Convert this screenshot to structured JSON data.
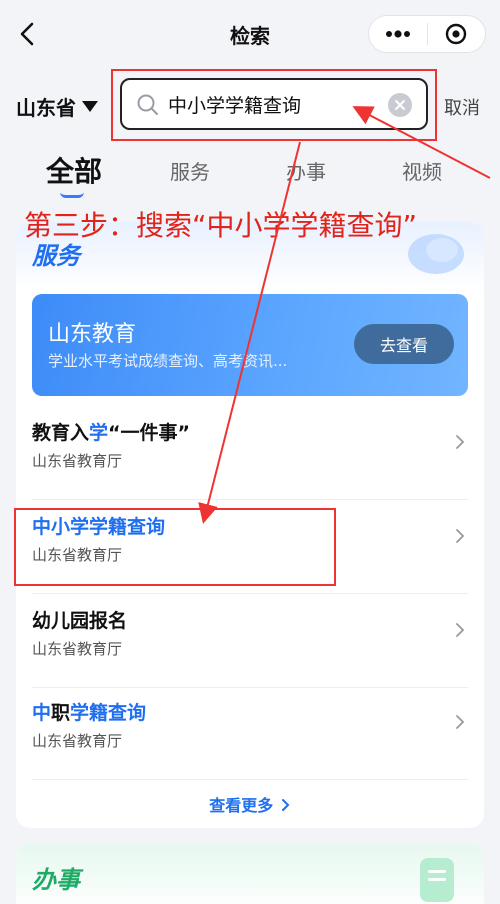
{
  "header": {
    "title": "检索"
  },
  "search": {
    "province": "山东省",
    "value": "中小学学籍查询",
    "cancel": "取消"
  },
  "tabs": [
    {
      "label": "全部",
      "active": true
    },
    {
      "label": "服务",
      "active": false
    },
    {
      "label": "办事",
      "active": false
    },
    {
      "label": "视频",
      "active": false
    }
  ],
  "annotation": {
    "step": "第三步：搜索“中小学学籍查询”",
    "color": "#e0241b"
  },
  "service": {
    "heading": "服务",
    "banner": {
      "title": "山东教育",
      "subtitle": "学业水平考试成绩查询、高考资讯...",
      "button": "去查看"
    },
    "items": [
      {
        "name_pre": "教育入",
        "name_hl": "学",
        "name_post": "“一件事”",
        "org": "山东省教育厅"
      },
      {
        "name_pre": "",
        "name_hl": "中小学学籍查询",
        "name_post": "",
        "org": "山东省教育厅"
      },
      {
        "name_pre": "幼儿园报名",
        "name_hl": "",
        "name_post": "",
        "org": "山东省教育厅"
      },
      {
        "name_pre": "",
        "name_hl": "中",
        "name_mid": "职",
        "name_post": "学籍查询",
        "org": "山东省教育厅"
      }
    ],
    "more": "查看更多"
  },
  "affairs": {
    "heading": "办事"
  },
  "colors": {
    "accent": "#1f6ff0",
    "highlight_red": "#e33333"
  }
}
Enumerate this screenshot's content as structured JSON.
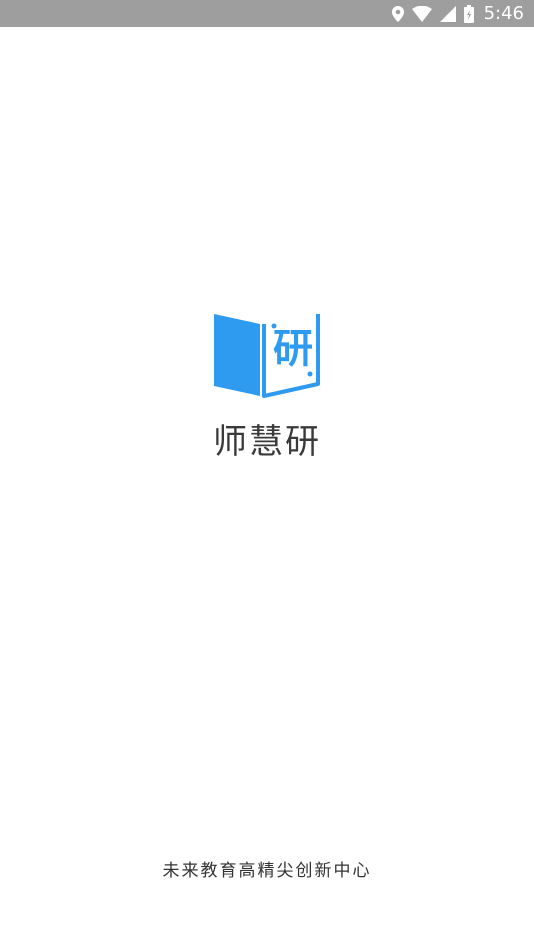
{
  "status_bar": {
    "time": "5:46",
    "icons": [
      "location-icon",
      "wifi-icon",
      "signal-icon",
      "battery-icon"
    ]
  },
  "splash": {
    "logo_icon": "book-logo-icon",
    "logo_glyph": "研",
    "app_name": "师慧研",
    "tagline": "未来教育高精尖创新中心"
  },
  "colors": {
    "status_bar_bg": "#9e9e9e",
    "brand_blue": "#2f9bf0",
    "text_dark": "#3a3a3a",
    "background": "#ffffff"
  }
}
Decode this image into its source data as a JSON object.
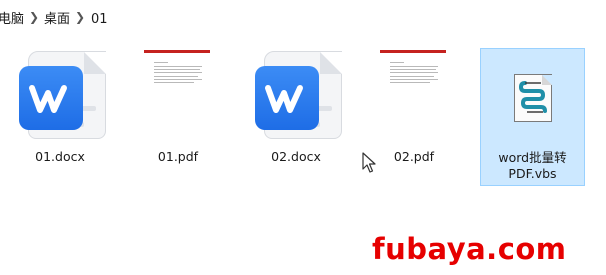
{
  "breadcrumb": {
    "items": [
      "电脑",
      "桌面",
      "01"
    ]
  },
  "files": [
    {
      "name": "01.docx",
      "type": "docx",
      "icon": "wps-writer-icon",
      "selected": false
    },
    {
      "name": "01.pdf",
      "type": "pdf",
      "icon": "pdf-thumbnail",
      "selected": false
    },
    {
      "name": "02.docx",
      "type": "docx",
      "icon": "wps-writer-icon",
      "selected": false
    },
    {
      "name": "02.pdf",
      "type": "pdf",
      "icon": "pdf-thumbnail",
      "selected": false
    },
    {
      "name_line1": "word批量转",
      "name_line2": "PDF.vbs",
      "type": "vbs",
      "icon": "vbs-script-icon",
      "selected": true
    }
  ],
  "watermark": "fubaya.com",
  "colors": {
    "selection_bg": "#cce8ff",
    "selection_border": "#99d1ff",
    "wps_blue": "#2878f0",
    "pdf_red": "#c5221f",
    "watermark_red": "#e60000"
  }
}
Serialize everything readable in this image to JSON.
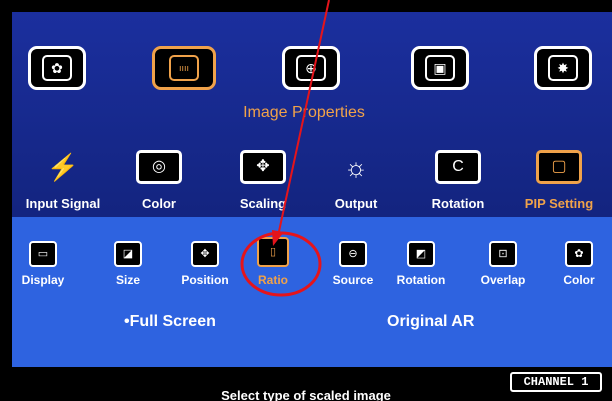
{
  "top_menu": {
    "title": "Image Properties",
    "icons": [
      {
        "name": "palette-icon",
        "glyph": "✿"
      },
      {
        "name": "image-properties-icon",
        "glyph": "ıııı"
      },
      {
        "name": "globe-icon",
        "glyph": "⊕"
      },
      {
        "name": "3d-cube-icon",
        "glyph": "▣"
      },
      {
        "name": "gear-icon",
        "glyph": "✸"
      }
    ]
  },
  "mid_menu": {
    "items": [
      {
        "label": "Input Signal",
        "icon": "plug-icon",
        "glyph": "⚡"
      },
      {
        "label": "Color",
        "icon": "color-icon",
        "glyph": "◎"
      },
      {
        "label": "Scaling",
        "icon": "scaling-icon",
        "glyph": "✥"
      },
      {
        "label": "Output",
        "icon": "sun-output-icon",
        "glyph": "☼"
      },
      {
        "label": "Rotation",
        "icon": "rotation-icon",
        "glyph": "C"
      },
      {
        "label": "PIP Setting",
        "icon": "pip-icon",
        "glyph": "▢"
      }
    ]
  },
  "sub_menu": {
    "items": [
      {
        "label": "Display",
        "icon": "display-icon",
        "glyph": "▭"
      },
      {
        "label": "Size",
        "icon": "size-icon",
        "glyph": "◪"
      },
      {
        "label": "Position",
        "icon": "position-icon",
        "glyph": "✥"
      },
      {
        "label": "Ratio",
        "icon": "ratio-icon",
        "glyph": "▯"
      },
      {
        "label": "Source",
        "icon": "source-icon",
        "glyph": "⊖"
      },
      {
        "label": "Rotation",
        "icon": "rotation-sub-icon",
        "glyph": "◩"
      },
      {
        "label": "Overlap",
        "icon": "overlap-icon",
        "glyph": "⊡"
      },
      {
        "label": "Color",
        "icon": "color-sub-icon",
        "glyph": "✿"
      }
    ]
  },
  "options": {
    "full_screen": "Full Screen",
    "original_ar": "Original AR"
  },
  "footer": {
    "channel": "CHANNEL 1",
    "hint": "Select type of scaled image"
  },
  "colors": {
    "accent": "#f0a24a",
    "top_panel": "#1b2f9e",
    "sub_panel": "#2e63e0",
    "annotation": "#e5141b"
  }
}
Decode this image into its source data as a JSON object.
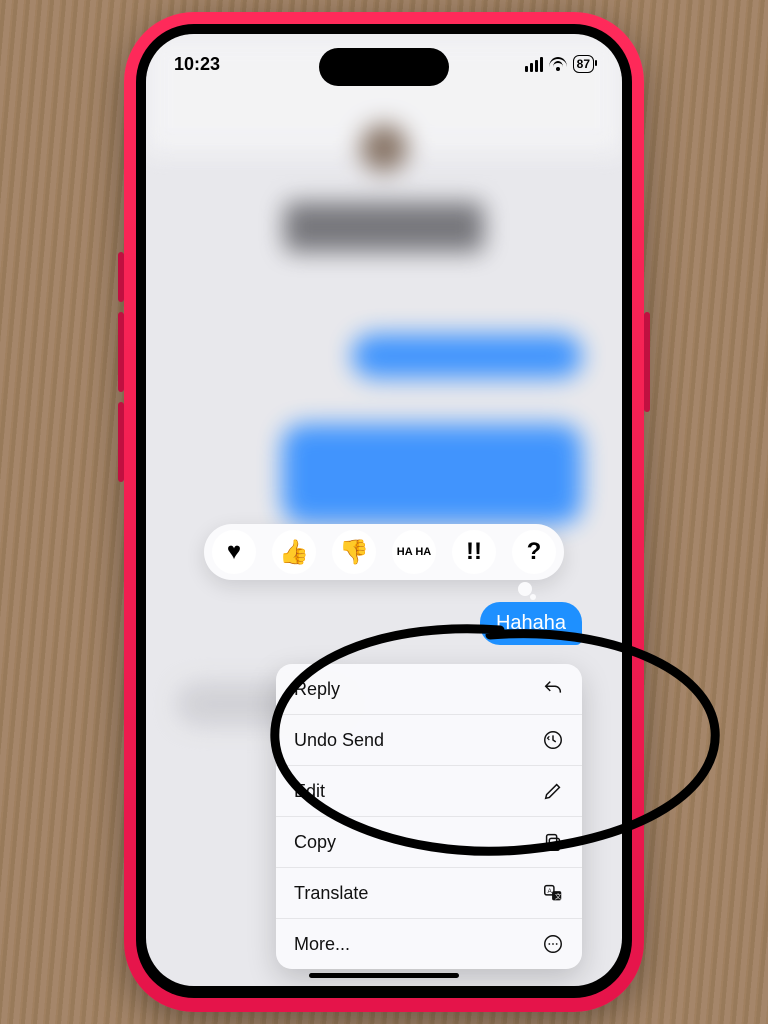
{
  "status": {
    "time": "10:23",
    "battery": "87"
  },
  "bubble_text": "Hahaha",
  "tapbacks": {
    "heart": "♥",
    "thumbs_up": "👍",
    "thumbs_down": "👎",
    "haha": "HA HA",
    "exclaim": "!!",
    "question": "?"
  },
  "menu": {
    "reply": "Reply",
    "undo_send": "Undo Send",
    "edit": "Edit",
    "copy": "Copy",
    "translate": "Translate",
    "more": "More..."
  }
}
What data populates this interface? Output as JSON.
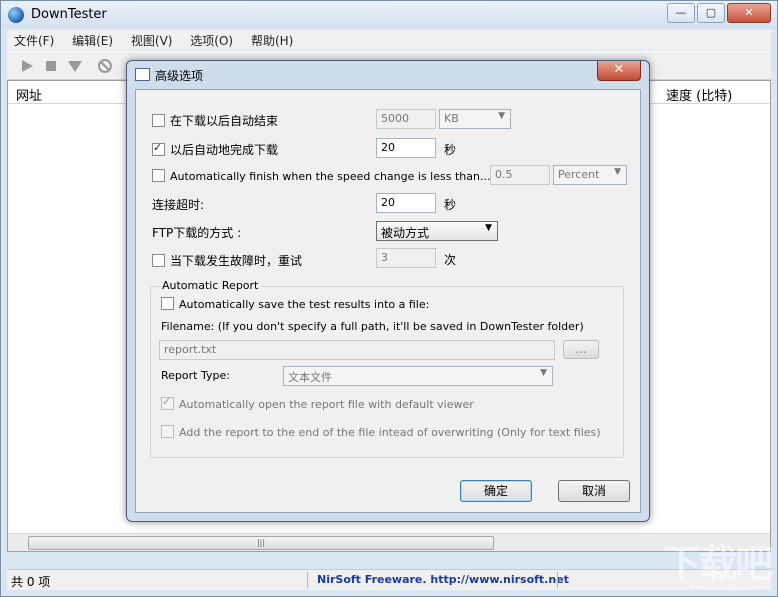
{
  "app": {
    "title": "DownTester"
  },
  "menu": [
    "文件(F)",
    "编辑(E)",
    "视图(V)",
    "选项(O)",
    "帮助(H)"
  ],
  "list": {
    "col_url": "网址",
    "col_speed": "速度 (比特)"
  },
  "status": {
    "count": "共 0 项",
    "link": "NirSoft Freeware.  http://www.nirsoft.net"
  },
  "dialog": {
    "title": "高级选项",
    "auto_end_label": "在下载以后自动结束",
    "auto_end_value": "5000",
    "auto_end_unit": "KB",
    "auto_complete_label": "以后自动地完成下载",
    "auto_complete_value": "20",
    "auto_complete_unit": "秒",
    "speed_change_label": "Automatically finish when the speed change is less than...",
    "speed_change_value": "0.5",
    "speed_change_unit": "Percent",
    "timeout_label": "连接超时:",
    "timeout_value": "20",
    "timeout_unit": "秒",
    "ftp_label": "FTP下载的方式 :",
    "ftp_value": "被动方式",
    "retry_label": "当下载发生故障时，重试",
    "retry_value": "3",
    "retry_unit": "次",
    "group_label": "Automatic Report",
    "save_results_label": "Automatically save the test results into a file:",
    "filename_label": "Filename: (If you don't specify a full path, it'll be saved in DownTester folder)",
    "filename_value": "report.txt",
    "browse_label": "...",
    "report_type_label": "Report Type:",
    "report_type_value": "文本文件",
    "open_report_label": "Automatically open the report file with default viewer",
    "append_label": "Add the report to the end of the file intead of overwriting (Only for text files)",
    "ok_label": "确定",
    "cancel_label": "取消"
  },
  "checks": {
    "auto_end": false,
    "auto_complete": true,
    "speed_change": false,
    "retry": false,
    "save_results": false,
    "open_report": true,
    "append": false
  },
  "watermark": {
    "text": "下载吧",
    "sub": "www.xiazaiba.com"
  }
}
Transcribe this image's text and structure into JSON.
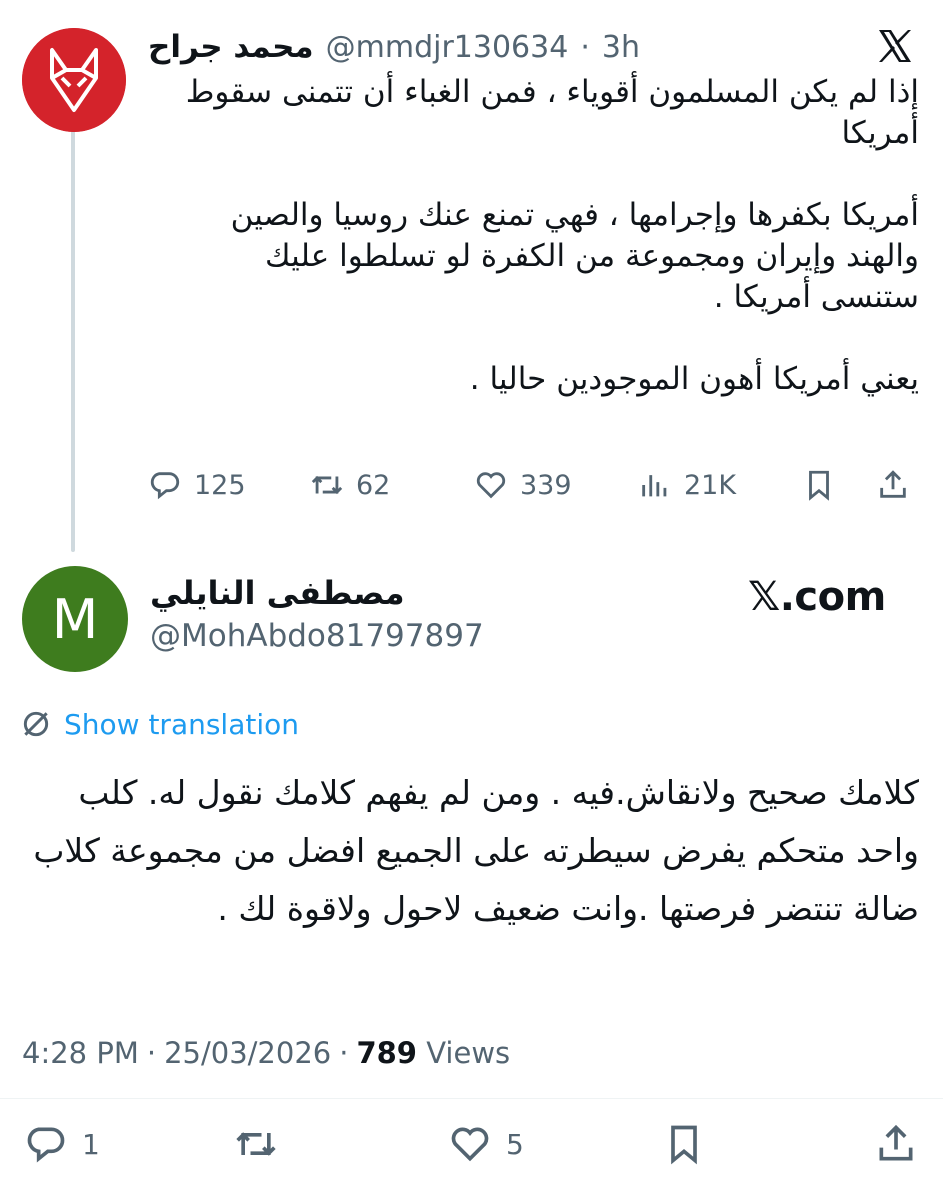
{
  "parent_tweet": {
    "author_name": "محمد جراح",
    "handle": "@mmdjr130634",
    "time": "3h",
    "separator": "·",
    "text": "إذا لم يكن المسلمون أقوياء ، فمن الغباء أن تتمنى سقوط\nأمريكا\n\nأمريكا بكفرها وإجرامها ، فهي تمنع عنك روسيا والصين\nوالهند وإيران ومجموعة من الكفرة لو تسلطوا عليك\nستنسى أمريكا .\n\nيعني أمريكا أهون الموجودين حاليا .",
    "replies": "125",
    "reposts": "62",
    "likes": "339",
    "views": "21K",
    "avatar_color": "#d4232b"
  },
  "reply_tweet": {
    "author_name": "مصطفى النايلي",
    "handle": "@MohAbdo81797897",
    "avatar_letter": "M",
    "avatar_color": "#3e7c1e",
    "source": "𝕏.com",
    "show_translation": "Show translation",
    "text": "كلامك صحيح  ولانقاش.فيه .  ومن لم يفهم كلامك نقول له.  كلب واحد متحكم  يفرض سيطرته على الجميع افضل من مجموعة كلاب ضالة تنتضر فرصتها .وانت ضعيف لاحول ولاقوة لك .",
    "time": "4:28 PM",
    "date": "25/03/2026",
    "separator": "·",
    "views_count": "789",
    "views_label": "Views",
    "replies": "1",
    "likes": "5"
  },
  "icons": [
    "x-logo-icon",
    "reply-icon",
    "repost-icon",
    "like-icon",
    "views-icon",
    "bookmark-icon",
    "share-icon",
    "translate-icon"
  ]
}
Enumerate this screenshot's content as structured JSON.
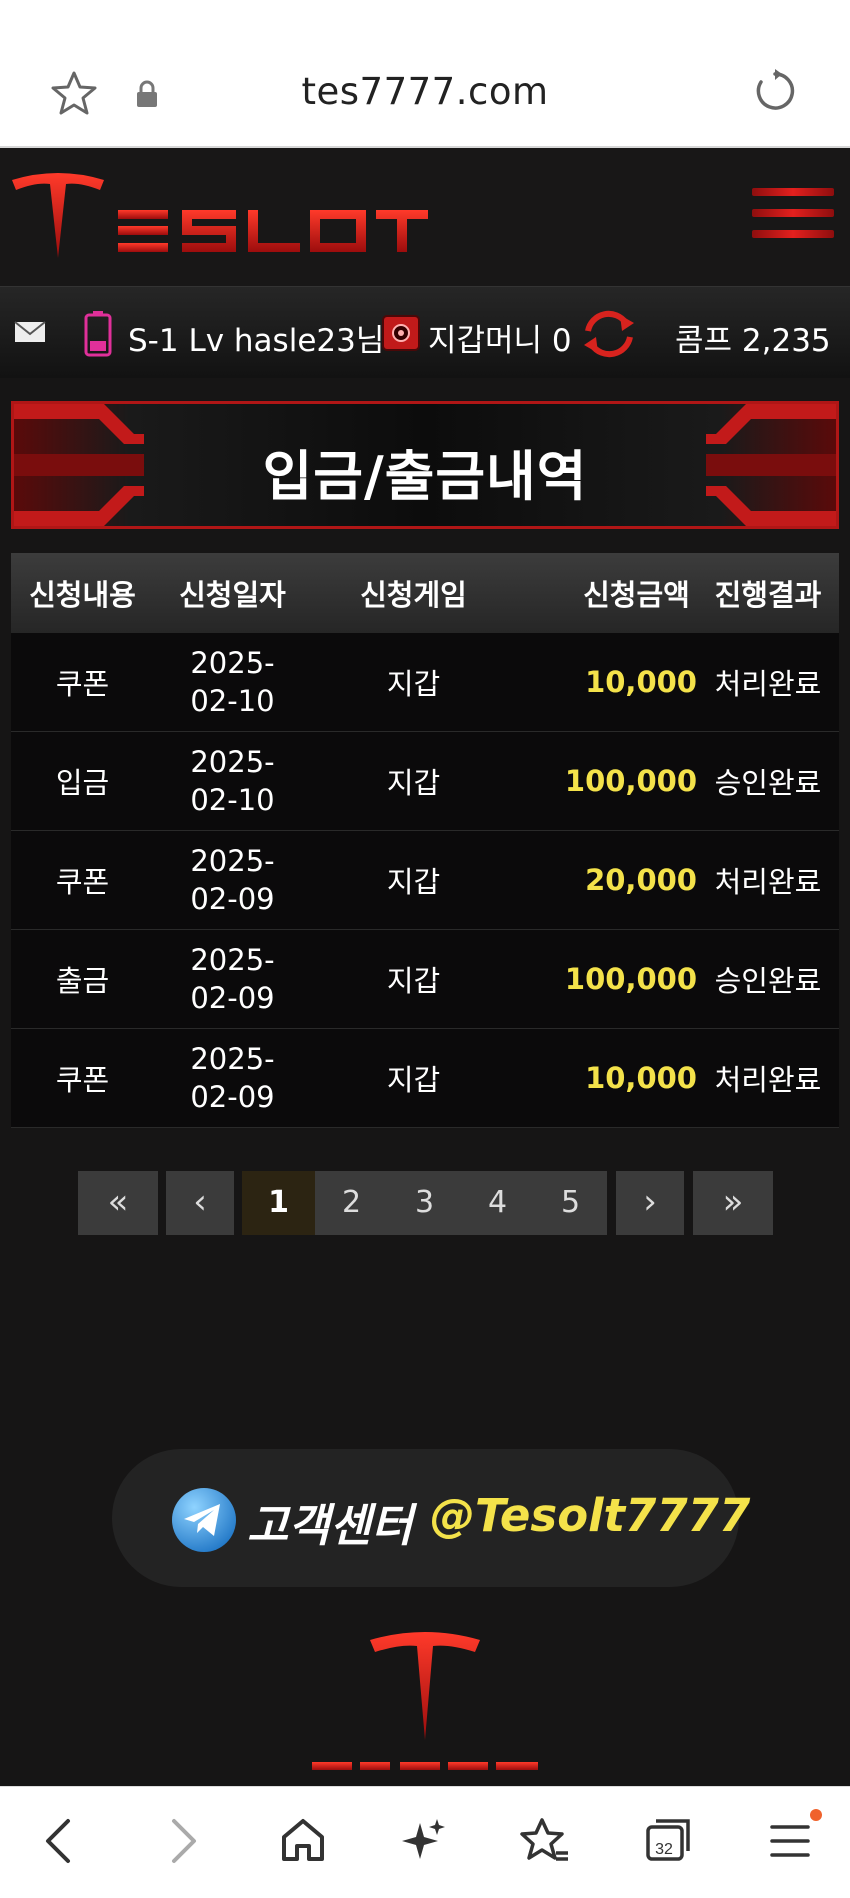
{
  "browser": {
    "url": "tes7777.com",
    "tab_count": "32",
    "icons": [
      "star-icon",
      "lock-icon",
      "reload-icon",
      "back-icon",
      "forward-icon",
      "home-icon",
      "sparkle-icon",
      "bookmarks-icon",
      "tabs-icon",
      "menu-icon"
    ]
  },
  "site": {
    "logo_text": "TESLOT"
  },
  "user_bar": {
    "level_user": "S-1 Lv hasle23님",
    "wallet": "지갑머니 0",
    "comp": "콤프 2,235"
  },
  "title": "입금/출금내역",
  "table": {
    "headers": [
      "신청내용",
      "신청일자",
      "신청게임",
      "신청금액",
      "진행결과"
    ],
    "rows": [
      {
        "type": "쿠폰",
        "date": "2025-02-10",
        "game": "지갑",
        "amount": "10,000",
        "result": "처리완료"
      },
      {
        "type": "입금",
        "date": "2025-02-10",
        "game": "지갑",
        "amount": "100,000",
        "result": "승인완료"
      },
      {
        "type": "쿠폰",
        "date": "2025-02-09",
        "game": "지갑",
        "amount": "20,000",
        "result": "처리완료"
      },
      {
        "type": "출금",
        "date": "2025-02-09",
        "game": "지갑",
        "amount": "100,000",
        "result": "승인완료"
      },
      {
        "type": "쿠폰",
        "date": "2025-02-09",
        "game": "지갑",
        "amount": "10,000",
        "result": "처리완료"
      }
    ]
  },
  "pagination": {
    "first": "«",
    "prev": "‹",
    "pages": [
      "1",
      "2",
      "3",
      "4",
      "5"
    ],
    "active_page": "1",
    "next": "›",
    "last": "»"
  },
  "support": {
    "label": "고객센터",
    "handle": "@Tesolt7777"
  },
  "colors": {
    "accent_red": "#d91f1f",
    "amount_yellow": "#f4e24a",
    "background": "#161515"
  }
}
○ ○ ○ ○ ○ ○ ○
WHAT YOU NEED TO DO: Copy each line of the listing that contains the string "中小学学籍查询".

OUTPUT:
    "value": "中小学学籍查询",
    "step": "第三步：搜索“中小学学籍查询”",
        "name_hl": "中小学学籍查询",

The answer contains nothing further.